The Boy Scouts of America will not consider lifting the organization's long-standing ban on gay members and leaders until May, the group announced today.
In a statement released the same day the organization's board of directors were scheduled to consider ending the national discriminatory ban, the BSA announced they would not consider the ban until the BSA's National Annual Meeting in May due to the "complexity of this issue."
For 103 years, the Boy Scouts of America has been a part of the fabric of this nation, providing its youth program of character development and values-based leadership training. In the past two weeks, Scouting has received an outpouring of feedback from the American public. It reinforces how deeply people care about Scouting and how passionate they are about the organization.
After careful consideration and extensive dialogue within the Scouting family, along with comments from those outside the organization, the volunteer officers of the Boy Scouts of America’s National Executive Board concluded that due to the complexity of this issue, the organization needs time for a more deliberate review of its membership policy.
To that end, the National Executive Board directed its committees to further engage representatives of Scouting’s membership and listen to their perspectives and concerns. This will assist the officers’ work on a resolution on membership standards. The approximately 1,400 voting members of the National Council will take action on the resolution at the National Annual Meeting in May 2013
The BSA has faced intense pressure since news broke last week that the organization would consider lifting the ban. Both opponents and supporters have lobbied the BSA, placing newspaper ads and urging supporters to call the organization’s headquarters in Texas.
For opponents of the ban, today's delay does nothing more than prolong discrimination against gay youth.
"This is an abdication of responsibility," said Zach Wahls, an Eagle Scout and founder of Scouts for Equality, in a statement. "By postponing this decision, the BSA has caved to those who argue that their ideas about being gay trump basic Scouting values of kindness, courtesy and bravery. Scouting was built on a foundation of respect and dignity. Today, the BSA cracked that foundation.”
According to Human Rights Campaign President Chad Griffin, "Every day that the Boy Scouts of America delay action is another day that discrimination prevails."
While some advocates have heralded the news that the BSA might end their national gay ban, HRC has argued the end of the national ban does not go far enough in that local units would still be allowed to discriminate.

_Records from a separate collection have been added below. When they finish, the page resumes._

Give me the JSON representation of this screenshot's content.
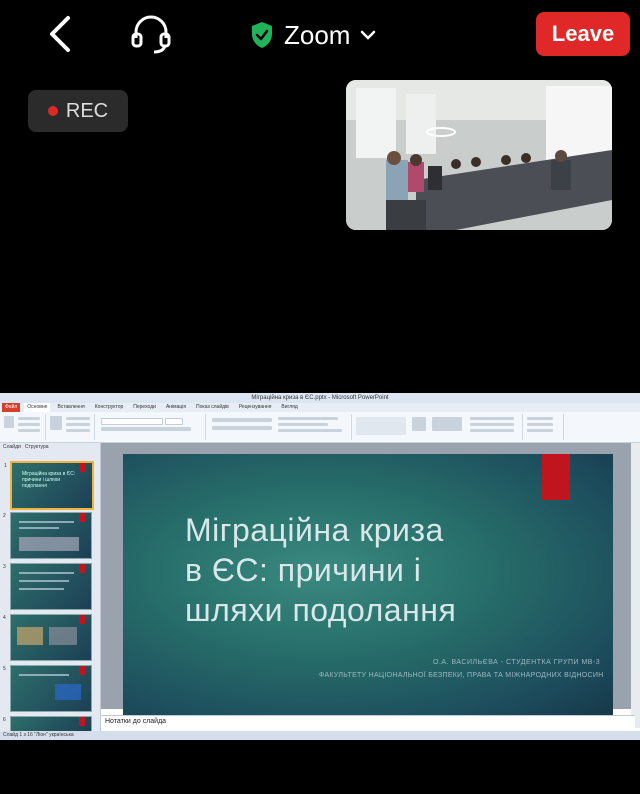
{
  "topbar": {
    "app_name": "Zoom",
    "leave_label": "Leave",
    "rec_label": "REC"
  },
  "colors": {
    "leave": "#e02828",
    "shield": "#1fb35a",
    "slide_accent": "#c0141e"
  },
  "powerpoint": {
    "window_title": "Міграційна криза в ЄС.pptx - Microsoft PowerPoint",
    "tabs": [
      "Файл",
      "Основне",
      "Вставлення",
      "Конструктор",
      "Переходи",
      "Анімація",
      "Показ слайдів",
      "Рецензування",
      "Вигляд"
    ],
    "pane_tabs": [
      "Слайди",
      "Структура"
    ],
    "slide_title_lines": [
      "Міграційна криза",
      "в ЄС: причини і",
      "шляхи подолання"
    ],
    "subtitle_1": "О.А. ВАСИЛЬЄВА - СТУДЕНТКА ГРУПИ МВ-3",
    "subtitle_2": "ФАКУЛЬТЕТУ НАЦІОНАЛЬНОЇ БЕЗПЕКИ, ПРАВА ТА МІЖНАРОДНИХ ВІДНОСИН",
    "notes_label": "Нотатки до слайда",
    "status": "Слайд 1 з 16   \"Ліон\"   українська",
    "thumbnails": [
      {
        "num": "1",
        "text": "Міграційна криза в ЄС: причини і шляхи подолання"
      },
      {
        "num": "2",
        "text": ""
      },
      {
        "num": "3",
        "text": ""
      },
      {
        "num": "4",
        "text": ""
      },
      {
        "num": "5",
        "text": ""
      },
      {
        "num": "6",
        "text": ""
      }
    ]
  }
}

"Now is the time for action," Griffin added in a statement. "Young Americans, gay and straight, are hurt by the inaction associated with today's news. The BSA leadership should end this awful policy once and for all, and open the proud tradition of Scouting to all."
White House press secretary Jay Carney did not give reaction to the BSA's decision to delay Wednesday, reiterating President Barack Obama's opposition to the BSA's gay ban. As recently as Sunday, Obama told CBS News that no one should be barred from participating in the Boy Scouts.
For anti-gay groups, who argued lifting the ban would open the door to sexual abuse, today's announcement was viewed as a delay.
"The leaders of the Boy Scouts were wise not to abandon their longstanding national membership standards, as they were reportedly on the brink of doing," said Tony Perkins, president of the Family Research Council, in a statement. "However, it is not enough that they postpone a decision. Instead, the BSA board should publicly re-affirm their current standards, as they did just last July."